I looked rather wistfully at the conference calendar – all the conferences on in the next few weeks which I want to attend.

Alas, teaching commitments and insufficient funds mean I can attend a very few.

But, why this allure (of conferences)?

Apart from the technical knowledge to be gained, the networking and connections to be made, and the latest advances to learn about, there is more.

I like travelling and seeing new places, meeting local people and eating local cuisine. Usually conferences are in towns/cities where there is some sightseeing to be had: at Specialty Optical Fibers in Colorado Springs, USA, I went to see the Manitou cliff Indian dwellings and the Garden of the Gods. The natural beauty of the place was breathtaking and exhilarating.

While at my hotel, I had conversations with other guests, including an amazing couple from Texas who were touring the United States on motorbike. We chatted about Colorado and the conversation ended with my friend saying, “nice visiting with you”. Ah, the southern pleasantry delivered in a genuine Texan accent by a warm, friendly person was the highlight of that morning. It brought alive an entire culture for me.

Of course, at the conference, I had the occasion to meet people from all over the world. I had drinks with a very mixed bunch of students: Chinese, Indian and Mexican. I met an esteemed colleague from Japan and one from Scotland presently working in Malaysia. It’s like a melting pot in the best possible way.

And I cannot not talk about the shopping! One thing I enjoy enormously when  travelling abroad is browsing in shops and buying little gifts to take home to my friends and family (and big gifts for myself!). Invariably, I strike up conversations with other shoppers, leading to much fun. In Colorado, a fellow shopper and I spent 30 pleasurable minutes finding the ‘perfect’ notebook for me while we discussed our stationary fetish.

Scientists can be a serious lot, concentrated and hardworking. At conferences that we’ve spent a lot of money to attend, obviously we want to maximise the benefit. However, the image of geeks who dont have any fun is not the stereotype to adhere to! for me, personally, the correlation between technical benefits and fun is extremely large.
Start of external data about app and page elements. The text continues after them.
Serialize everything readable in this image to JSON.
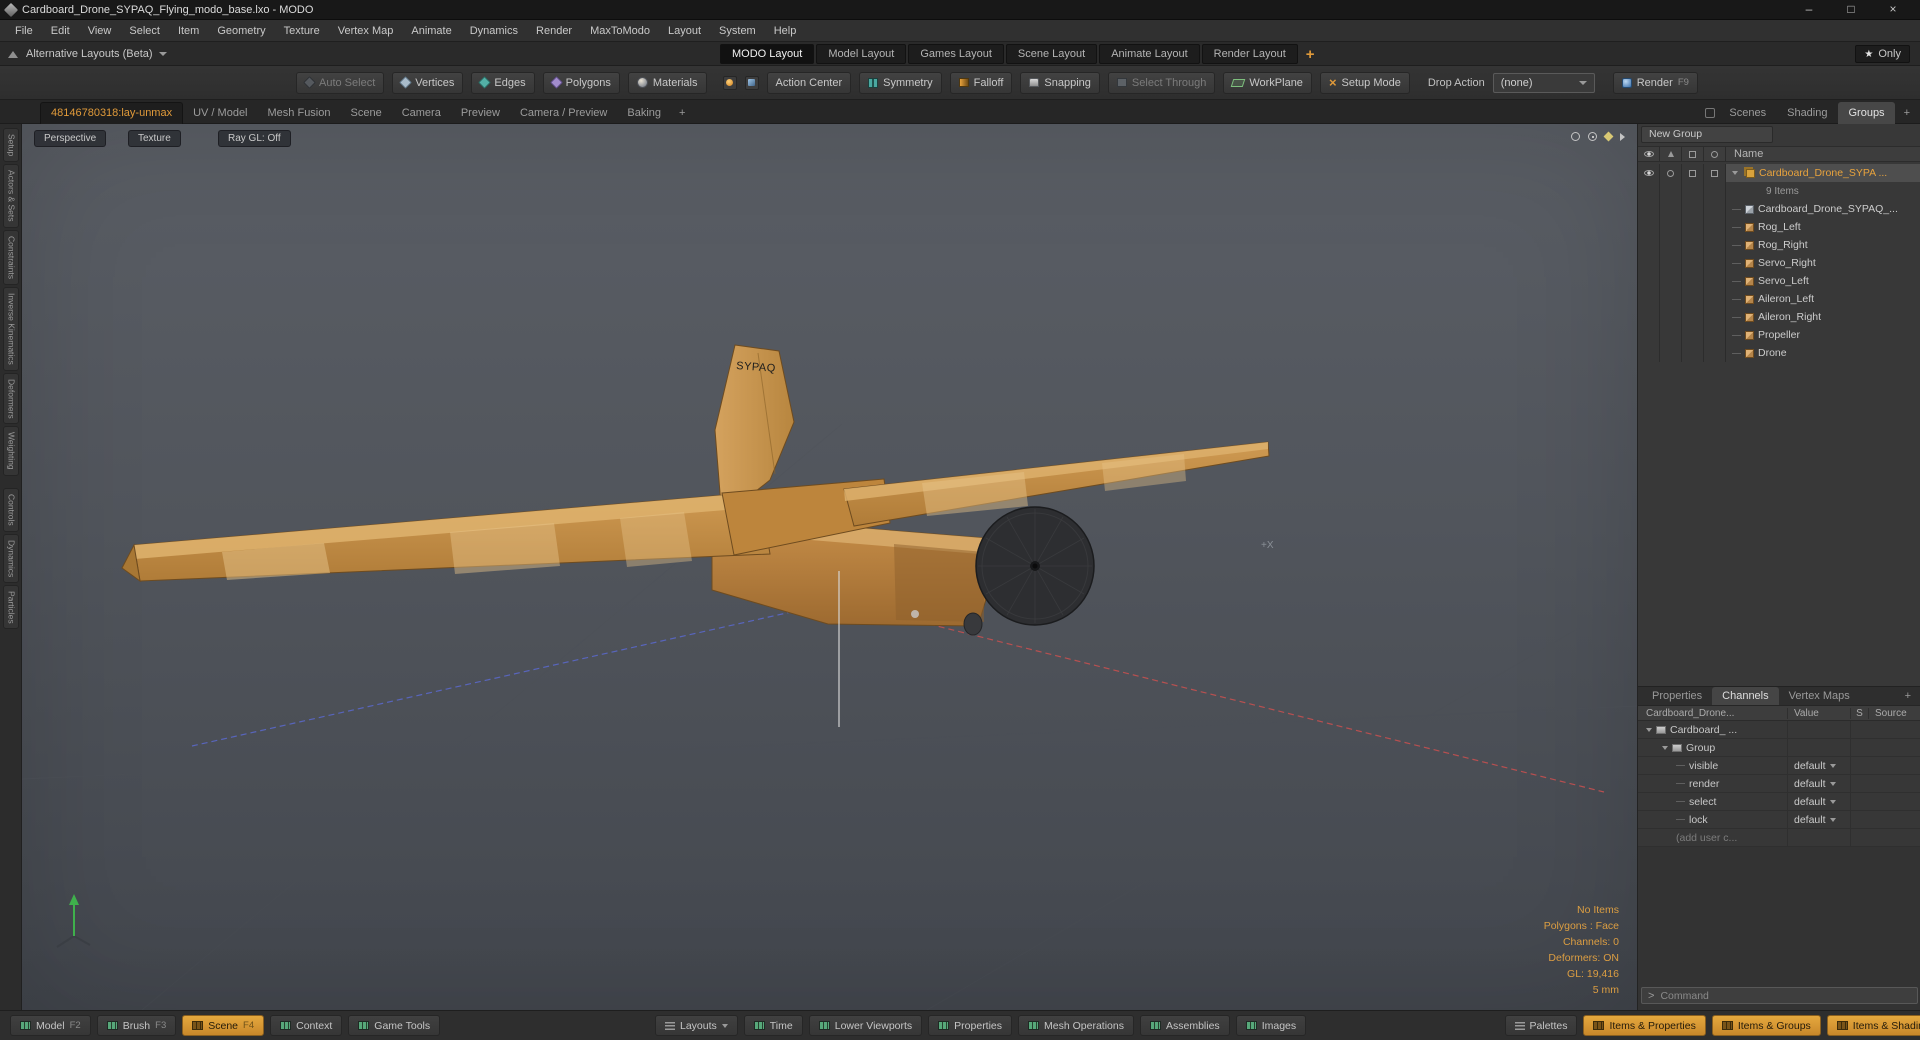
{
  "window": {
    "title": "Cardboard_Drone_SYPAQ_Flying_modo_base.lxo - MODO"
  },
  "menu": {
    "items": [
      "File",
      "Edit",
      "View",
      "Select",
      "Item",
      "Geometry",
      "Texture",
      "Vertex Map",
      "Animate",
      "Dynamics",
      "Render",
      "MaxToModo",
      "Layout",
      "System",
      "Help"
    ]
  },
  "layout_bar": {
    "alt_layouts": "Alternative Layouts (Beta)",
    "tabs": [
      "MODO Layout",
      "Model Layout",
      "Games Layout",
      "Scene Layout",
      "Animate Layout",
      "Render Layout"
    ],
    "add": "+",
    "only": "Only"
  },
  "toolbar": {
    "auto_select": "Auto Select",
    "vertices": "Vertices",
    "edges": "Edges",
    "polygons": "Polygons",
    "materials": "Materials",
    "action_center": "Action Center",
    "symmetry": "Symmetry",
    "falloff": "Falloff",
    "snapping": "Snapping",
    "select_through": "Select Through",
    "workplane": "WorkPlane",
    "setup_mode": "Setup Mode",
    "drop_action": "Drop Action",
    "drop_action_value": "(none)",
    "render": "Render",
    "render_key": "F9"
  },
  "viewport_tabs": {
    "scene_tab": "48146780318:lay-unmax",
    "tabs": [
      "UV / Model",
      "Mesh Fusion",
      "Scene",
      "Camera",
      "Preview",
      "Camera / Preview",
      "Baking"
    ],
    "add": "+",
    "right_tabs": [
      "Scenes",
      "Shading",
      "Groups"
    ],
    "right_add": "+"
  },
  "left_sidebar": {
    "items": [
      "Setup",
      "Actors & Sets",
      "Constraints",
      "Inverse Kinematics",
      "Deformers",
      "Weighting",
      "Controls",
      "Dynamics",
      "Particles"
    ]
  },
  "viewport": {
    "buttons": [
      "Perspective",
      "Texture",
      "Ray GL: Off"
    ],
    "model_label": "SYPAQ",
    "axis_label": "+X",
    "info": [
      "No Items",
      "Polygons : Face",
      "Channels: 0",
      "Deformers: ON",
      "GL: 19,416",
      "5 mm"
    ]
  },
  "groups_panel": {
    "new_group": "New Group",
    "name_header": "Name",
    "root": "Cardboard_Drone_SYPA ...",
    "root_count": "9 Items",
    "items": [
      "Cardboard_Drone_SYPAQ_...",
      "Rog_Left",
      "Rog_Right",
      "Servo_Right",
      "Servo_Left",
      "Aileron_Left",
      "Aileron_Right",
      "Propeller",
      "Drone"
    ]
  },
  "channels_panel": {
    "tabs": [
      "Properties",
      "Channels",
      "Vertex Maps"
    ],
    "add": "+",
    "columns": [
      "Cardboard_Drone...",
      "Value",
      "S",
      "Source"
    ],
    "root_row": "Cardboard_ ...",
    "group_row": "Group",
    "rows": [
      {
        "name": "visible",
        "value": "default"
      },
      {
        "name": "render",
        "value": "default"
      },
      {
        "name": "select",
        "value": "default"
      },
      {
        "name": "lock",
        "value": "default"
      }
    ],
    "add_user": "(add user c...",
    "command_prompt": ">",
    "command_placeholder": "Command"
  },
  "bottom_bar": {
    "left": [
      {
        "label": "Model",
        "key": "F2"
      },
      {
        "label": "Brush",
        "key": "F3"
      },
      {
        "label": "Scene",
        "key": "F4"
      },
      {
        "label": "Context",
        "key": ""
      },
      {
        "label": "Game Tools",
        "key": ""
      }
    ],
    "center": [
      "Layouts",
      "Time",
      "Lower Viewports",
      "Properties",
      "Mesh Operations",
      "Assemblies",
      "Images"
    ],
    "right": [
      "Palettes",
      "Items & Properties",
      "Items & Groups",
      "Items & Shadin"
    ]
  },
  "colors": {
    "accent_orange": "#e09a3a",
    "viewport_top": "#5a5e65",
    "viewport_bottom": "#43474e",
    "cardboard": "#c9924d",
    "propeller": "#2d2e31",
    "axis_red": "#c45050",
    "axis_blue": "#5a68c8",
    "axis_green": "#3fb04c"
  }
}
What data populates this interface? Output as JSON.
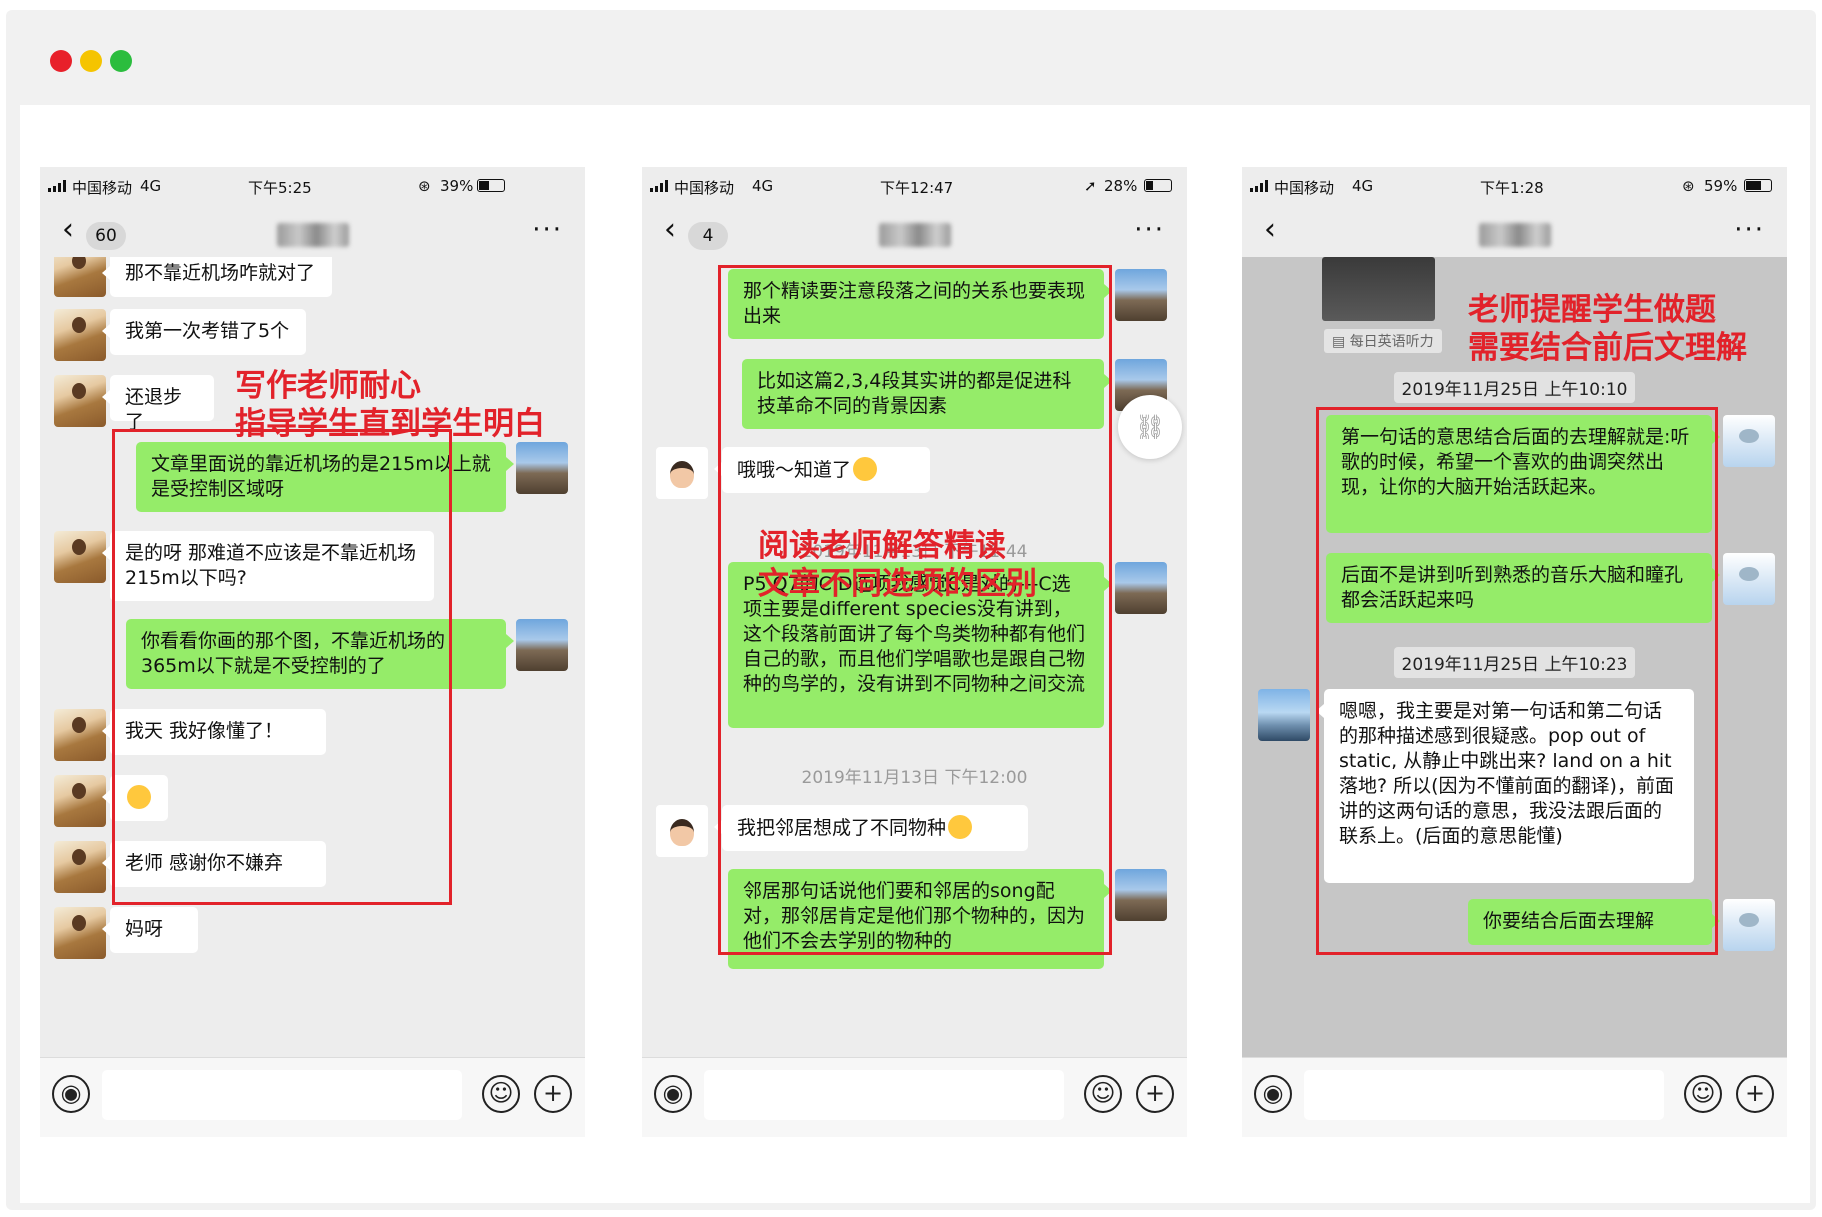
{
  "window": {
    "dots": [
      "#e8202a",
      "#f5c400",
      "#2bbd3e"
    ]
  },
  "phones": [
    {
      "status": {
        "carrier": "中国移动",
        "network": "4G",
        "time": "下午5:25",
        "battery": "39%"
      },
      "unread": "60",
      "messages": [
        "那不靠近机场咋就对了",
        "我第一次考错了5个",
        "还退步了",
        "文章里面说的靠近机场的是215m以上就是受控制区域呀",
        "是的呀 那难道不应该是不靠近机场215m以下吗?",
        "你看看你画的那个图，不靠近机场的365m以下就是不受控制的了",
        "我天 我好像懂了！",
        "老师 感谢你不嫌弃",
        "妈呀"
      ],
      "annotation": [
        "写作老师耐心",
        "指导学生直到学生明白"
      ]
    },
    {
      "status": {
        "carrier": "中国移动",
        "network": "4G",
        "time": "下午12:47",
        "battery": "28%"
      },
      "unread": "4",
      "messages": [
        "那个精读要注意段落之间的关系也要表现出来",
        "比如这篇2,3,4段其实讲的都是促进科技革命不同的背景因素",
        "哦哦～知道了",
        "P5 Q7的C D选项我感觉C是对的---C选项主要是different species没有讲到，这个段落前面讲了每个鸟类物种都有他们自己的歌，而且他们学唱歌也是跟自己物种的鸟学的，没有讲到不同物种之间交流",
        "我把邻居想成了不同物种",
        "邻居那句话说他们要和邻居的song配对，那邻居肯定是他们那个物种的，因为他们不会去学别的物种的"
      ],
      "timestamps": [
        "2019年11月13日 下午11:44",
        "2019年11月13日 下午12:00"
      ],
      "annotation": [
        "阅读老师解答精读",
        "文章不同选项的区别"
      ]
    },
    {
      "status": {
        "carrier": "中国移动",
        "network": "4G",
        "time": "下午1:28",
        "battery": "59%"
      },
      "card_label": "每日英语听力",
      "timestamps": [
        "2019年11月25日 上午10:10",
        "2019年11月25日 上午10:23"
      ],
      "messages": [
        "第一句话的意思结合后面的去理解就是:听歌的时候，希望一个喜欢的曲调突然出现，让你的大脑开始活跃起来。",
        "后面不是讲到听到熟悉的音乐大脑和瞳孔都会活跃起来吗",
        "嗯嗯，我主要是对第一句话和第二句话的那种描述感到很疑惑。pop out of static, 从静止中跳出来? land on a hit 落地? 所以(因为不懂前面的翻译)，前面讲的这两句话的意思，我没法跟后面的联系上。(后面的意思能懂)",
        "你要结合后面去理解"
      ],
      "annotation": [
        "老师提醒学生做题",
        "需要结合前后文理解"
      ]
    }
  ]
}
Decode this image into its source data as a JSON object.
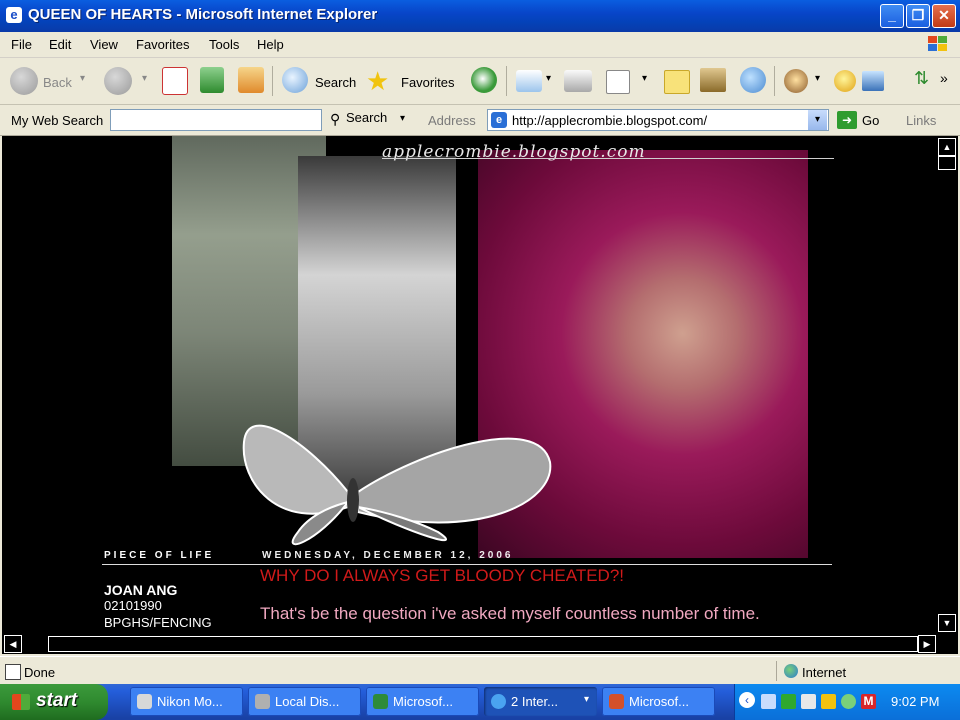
{
  "window": {
    "title": "QUEEN OF HEARTS - Microsoft Internet Explorer",
    "buttons": {
      "minimize": "_",
      "maximize": "❐",
      "close": "✕"
    }
  },
  "menu": [
    "File",
    "Edit",
    "View",
    "Favorites",
    "Tools",
    "Help"
  ],
  "toolbar": {
    "back_label": "Back",
    "search_label": "Search",
    "favorites_label": "Favorites"
  },
  "address_bar": {
    "my_web_search_label": "My Web Search",
    "my_web_search_value": "",
    "search_button_label": "Search",
    "address_label": "Address",
    "url": "http://applecrombie.blogspot.com/",
    "go_label": "Go",
    "links_label": "Links"
  },
  "page": {
    "blog_url": "applecrombie.blogspot.com",
    "sidebar_heading": "PIECE OF LIFE",
    "post_date": "WEDNESDAY, DECEMBER 12, 2006",
    "profile_name": "JOAN ANG",
    "profile_dob": "02101990",
    "profile_school": "BPGHS/FENCING",
    "post_title": "WHY DO I ALWAYS GET BLOODY CHEATED?!",
    "post_body": "That's be the question i've asked myself countless number of time."
  },
  "status_bar": {
    "status": "Done",
    "zone": "Internet"
  },
  "taskbar": {
    "start_label": "start",
    "tasks": [
      {
        "label": "Nikon Mo...",
        "icon": "nikon-icon",
        "color": "#d8d8d8"
      },
      {
        "label": "Local Dis...",
        "icon": "drive-icon",
        "color": "#b0b0b0"
      },
      {
        "label": "Microsof...",
        "icon": "excel-icon",
        "color": "#2e8b3a"
      },
      {
        "label": "2 Inter...",
        "icon": "ie-icon",
        "color": "#4aa3f0"
      },
      {
        "label": "Microsof...",
        "icon": "powerpoint-icon",
        "color": "#d4502a"
      }
    ],
    "clock": "9:02 PM"
  }
}
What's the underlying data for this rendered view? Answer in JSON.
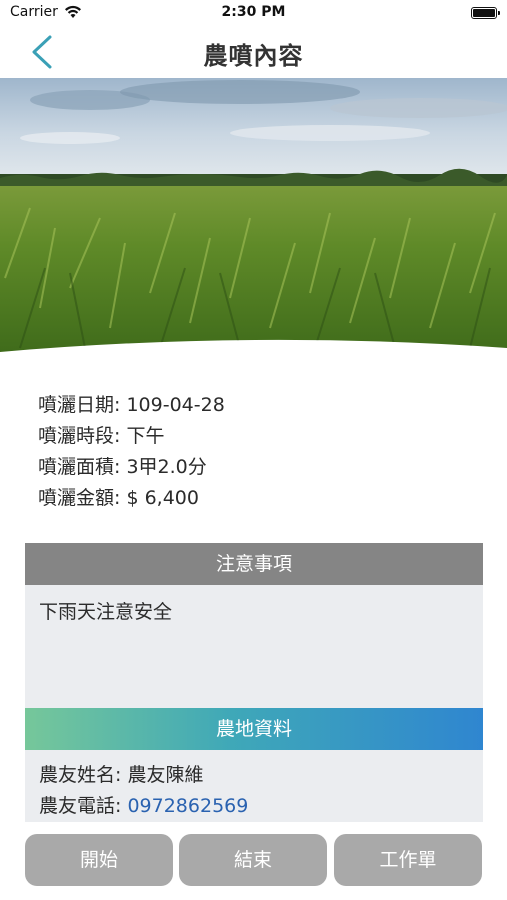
{
  "status_bar": {
    "carrier": "Carrier",
    "time": "2:30 PM"
  },
  "nav": {
    "title": "農噴內容",
    "back_icon": "chevron-left-icon"
  },
  "info": {
    "date_label": "噴灑日期:",
    "date_value": "109-04-28",
    "period_label": "噴灑時段:",
    "period_value": "下午",
    "area_label": "噴灑面積:",
    "area_value": "3甲2.0分",
    "amount_label": "噴灑金額:",
    "amount_value": "$ 6,400"
  },
  "notice": {
    "header": "注意事項",
    "content": "下雨天注意安全"
  },
  "farm": {
    "header": "農地資料",
    "name_label": "農友姓名:",
    "name_value": "農友陳維",
    "phone_label": "農友電話:",
    "phone_value": "0972862569"
  },
  "buttons": {
    "start": "開始",
    "end": "結束",
    "work_order": "工作單"
  },
  "colors": {
    "accent": "#3fa8b8",
    "phone_link": "#2a62b0",
    "button_bg": "#a9a9a9",
    "notice_header": "#858585"
  }
}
So, maybe I’ll run into you at a conference, and we can swap conference stories.